‘It’s easier being in each other’s presence, or in each other’s absence, than in the constant presence of each other’s absence.’
Gianpiero Petriglieri’s* tweet precisely encapsulates my experience teaching on-line Alexander Technique. Prior to the pandemic, the students and I met in a spacious dance studio, cultivating presence with small group engagement, conversation, and movement explorations.
Then, boom. Zoom-Time. Hands-on guidance was replaced with the tap, tap, tapping of fingerpads on the keyboard, and the clicking computer mouse. Students relied solely on their thinking and individual experimentation to improve Use of the Self.
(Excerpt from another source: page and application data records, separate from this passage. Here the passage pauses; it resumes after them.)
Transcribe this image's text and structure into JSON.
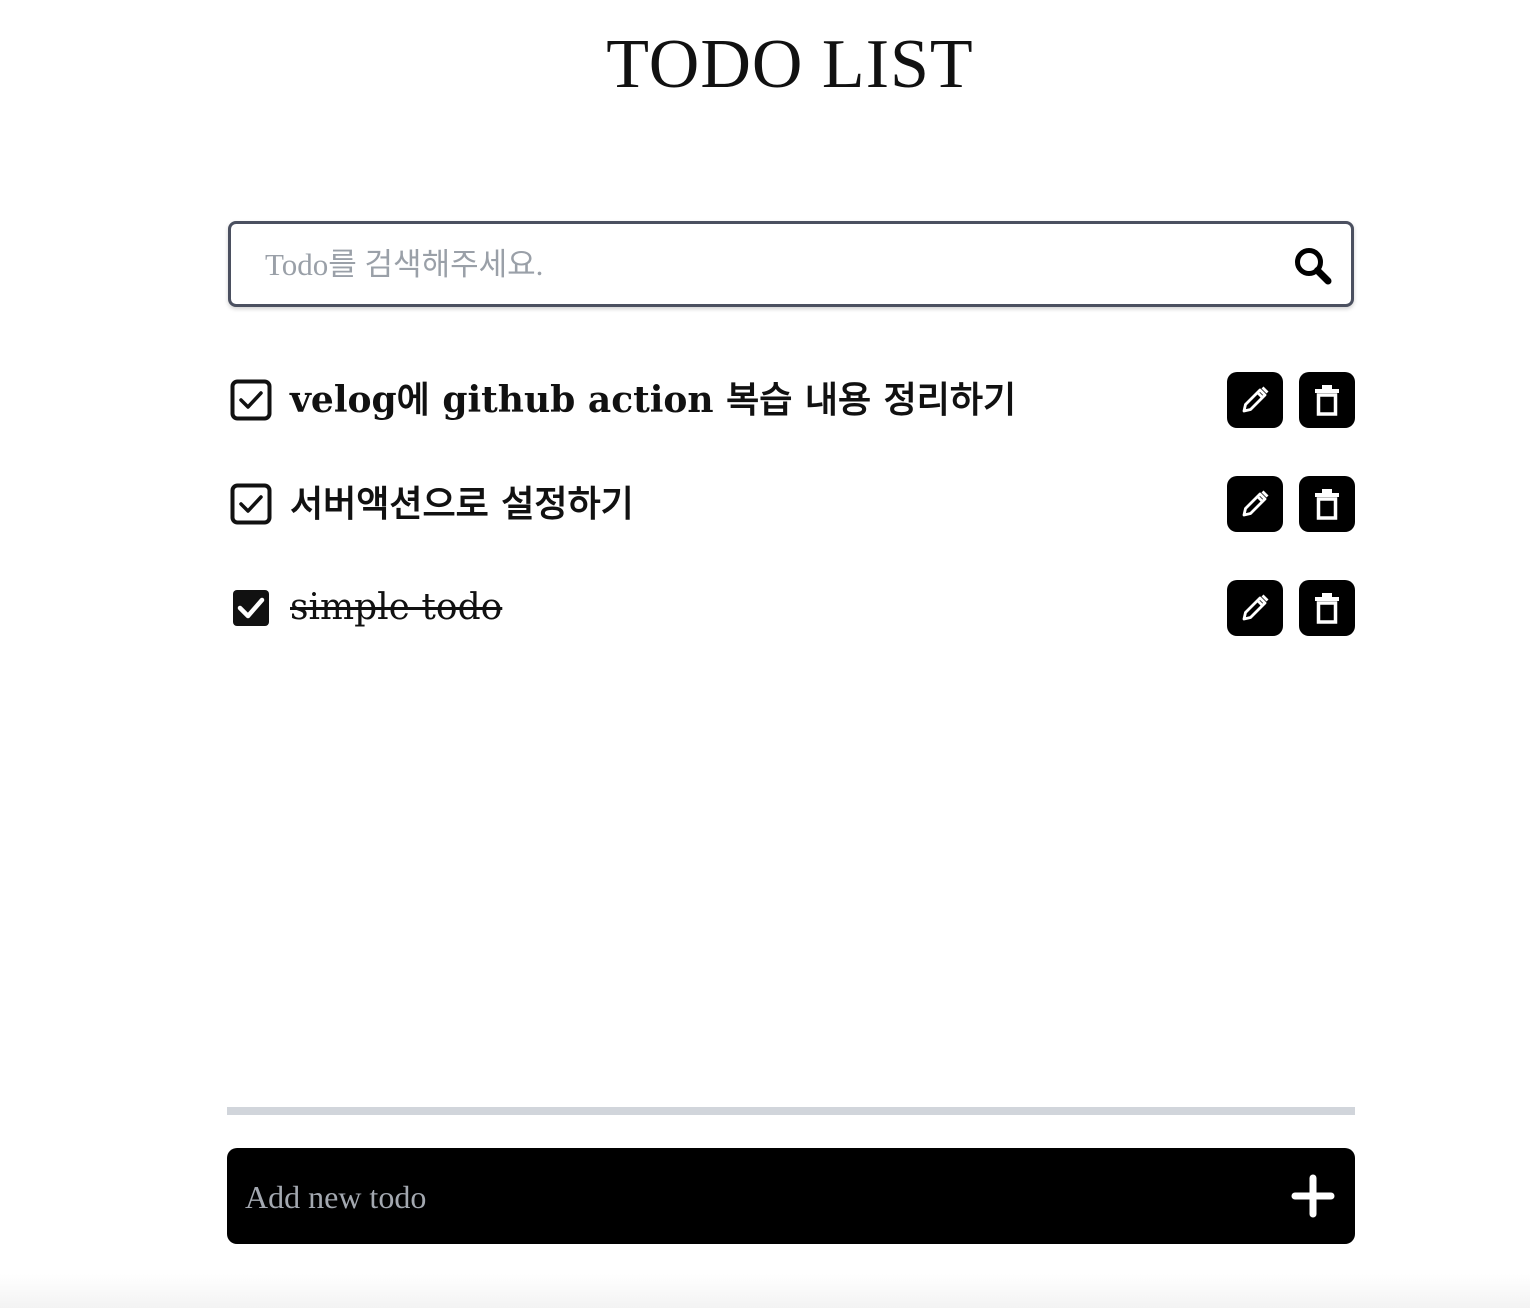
{
  "header": {
    "title": "TODO LIST"
  },
  "search": {
    "placeholder": "Todo를 검색해주세요.",
    "value": "",
    "icon": "search-icon"
  },
  "todos": [
    {
      "text": "velog에 github action 복습 내용 정리하기",
      "completed": false
    },
    {
      "text": "서버액션으로 설정하기",
      "completed": false
    },
    {
      "text": "simple todo",
      "completed": true
    }
  ],
  "row_actions": {
    "edit_icon": "pencil-icon",
    "delete_icon": "trash-icon"
  },
  "add_todo": {
    "placeholder": "Add new todo",
    "value": "",
    "icon": "plus-icon"
  },
  "colors": {
    "text": "#111111",
    "button_bg": "#000000",
    "search_border": "#4b5060",
    "placeholder": "#9aa0a8",
    "divider": "#d1d5db"
  }
}
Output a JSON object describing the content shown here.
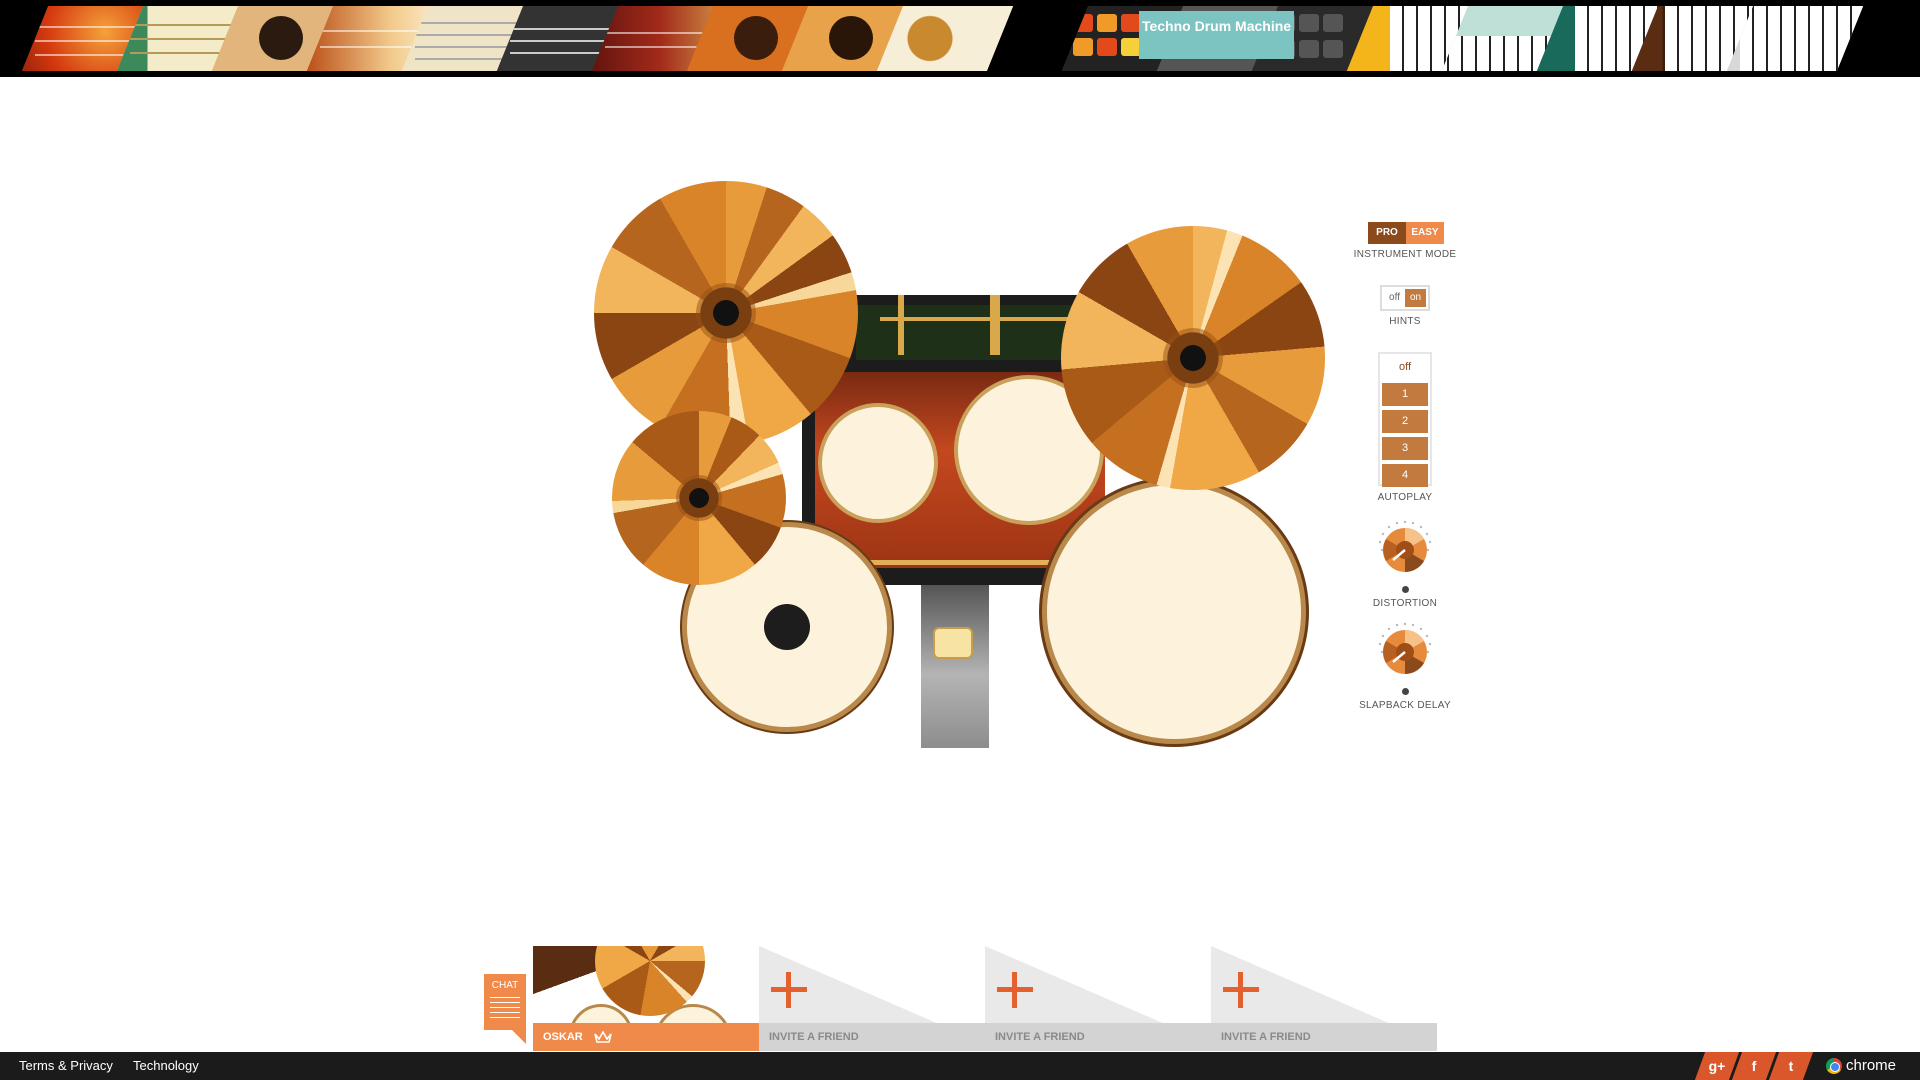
{
  "header": {
    "active_instrument": "Techno Drum Machine",
    "instruments_left": [
      "bass-guitar-1",
      "bass-guitar-2",
      "acoustic-guitar-1",
      "electric-guitar-1",
      "electric-guitar-2",
      "electric-guitar-3",
      "electric-guitar-4",
      "acoustic-guitar-2",
      "acoustic-guitar-3",
      "drum-kit"
    ],
    "instruments_right": [
      "drum-machine",
      "techno-drum-machine",
      "drum-pad",
      "keyboard-1",
      "keyboard-2",
      "keyboard-3",
      "keyboard-4",
      "keyboard-5"
    ]
  },
  "controls": {
    "instrument_mode": {
      "label": "INSTRUMENT MODE",
      "options": [
        "PRO",
        "EASY"
      ],
      "selected": "EASY"
    },
    "hints": {
      "label": "HINTS",
      "options": [
        "off",
        "on"
      ],
      "selected": "on"
    },
    "autoplay": {
      "label": "AUTOPLAY",
      "options": [
        "off",
        "1",
        "2",
        "3",
        "4"
      ],
      "selected": "off"
    },
    "distortion": {
      "label": "DISTORTION"
    },
    "slapback_delay": {
      "label": "SLAPBACK DELAY"
    }
  },
  "players": {
    "chat_label": "CHAT",
    "slots": [
      {
        "name": "OSKAR",
        "host": true
      },
      {
        "name": "INVITE A FRIEND",
        "host": false
      },
      {
        "name": "INVITE A FRIEND",
        "host": false
      },
      {
        "name": "INVITE A FRIEND",
        "host": false
      }
    ]
  },
  "footer": {
    "links": [
      "Terms & Privacy",
      "Technology"
    ],
    "social": [
      "g+",
      "f",
      "t"
    ],
    "brand": "chrome"
  },
  "colors": {
    "accent_orange": "#f08a4b",
    "active_label_bg": "#7cc4c1",
    "drum_head": "#fdf3dc",
    "autoplay_btn": "#c27a3e"
  }
}
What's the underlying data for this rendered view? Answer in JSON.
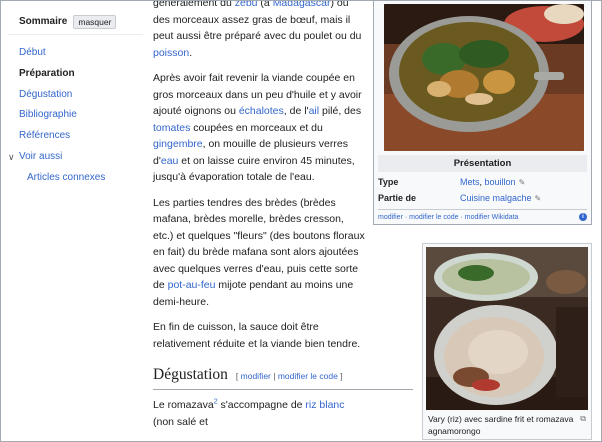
{
  "toc": {
    "title": "Sommaire",
    "hide_label": "masquer",
    "items": [
      {
        "label": "Début"
      },
      {
        "label": "Préparation"
      },
      {
        "label": "Dégustation"
      },
      {
        "label": "Bibliographie"
      },
      {
        "label": "Références"
      },
      {
        "label": "Voir aussi"
      },
      {
        "label": "Articles connexes"
      }
    ]
  },
  "content": {
    "p1_a": "généralement du ",
    "p1_zebu": "zébu",
    "p1_b": " (à ",
    "p1_madagascar": "Madagascar",
    "p1_c": ") ou des morceaux assez gras de bœuf, mais il peut aussi être préparé avec du poulet ou du ",
    "p1_poisson": "poisson",
    "p1_d": ".",
    "p2_a": "Après avoir fait revenir la viande coupée en gros morceaux dans un peu d'huile et y avoir ajouté oignons ou ",
    "p2_echalotes": "échalotes",
    "p2_b": ", de l'",
    "p2_ail": "ail",
    "p2_c": " pilé, des ",
    "p2_tomates": "tomates",
    "p2_d": " coupées en morceaux et du ",
    "p2_gingembre": "gingembre",
    "p2_e": ", on mouille de plusieurs verres d'",
    "p2_eau": "eau",
    "p2_f": " et on laisse cuire environ 45 minutes, jusqu'à évaporation totale de l'eau.",
    "p3_a": "Les parties tendres des brèdes (brèdes mafana, brèdes morelle, brèdes cresson, etc.) et quelques \"fleurs\" (des boutons floraux en fait) du brède mafana sont alors ajoutées avec quelques verres d'eau, puis cette sorte de ",
    "p3_potaufeu": "pot-au-feu",
    "p3_b": " mijote pendant au moins une demi-heure.",
    "p4": "En fin de cuisson, la sauce doit être relativement réduite et la viande bien tendre.",
    "h2": "Dégustation",
    "h2_edit_open": "[ ",
    "h2_edit_modifier": "modifier",
    "h2_edit_sep": " | ",
    "h2_edit_code": "modifier le code",
    "h2_edit_close": " ]",
    "p5_a": "Le romazava",
    "p5_ref": "2",
    "p5_b": " s'accompagne de ",
    "p5_riz": "riz blanc",
    "p5_c": " (non salé et"
  },
  "infobox": {
    "header": "Présentation",
    "rows": [
      {
        "key": "Type",
        "v1": "Mets",
        "sep": ", ",
        "v2": "bouillon"
      },
      {
        "key": "Partie de",
        "v1": "Cuisine malgache"
      }
    ],
    "footer": "modifier · modifier le code · modifier Wikidata",
    "info": "i"
  },
  "thumb": {
    "caption": "Vary (riz) avec sardine frit et romazava agnamorongo"
  },
  "colors": {
    "link": "#3366cc",
    "text": "#202122",
    "border": "#a2a9b1"
  }
}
I can happily report, they quickly qualified as advanced practitioners of the Technique, ‘advanced’ being defined as able to apply the principles of Inhibition and Direction.
Online learning. Ideal? No. Our delicate and carefully crafted web of connections required proximity, and that we did not have in a Zoom Room. We were at a distance too great. The two-dimensional world of Zoom meant being ‘in the constant absence of each other’s presence,‘ a fatiguing endeavor. Possible? Yes, thanks to a splendid group, and to the initial in-person classes.
To my students, a big ‘thank you’ for your generosity of spirit, willingness to show up on-line and explore what was possible, your faithfulness in maintaining the weekly written assignments, and your sacrifices for the Greater Good, as you Sheltered-in-Place, upending so much—research projects, finances, jobs, and more. I am wishing you well.
*author, speaker, professor at INSEAD (Institut Européen d’Administration des Affaires)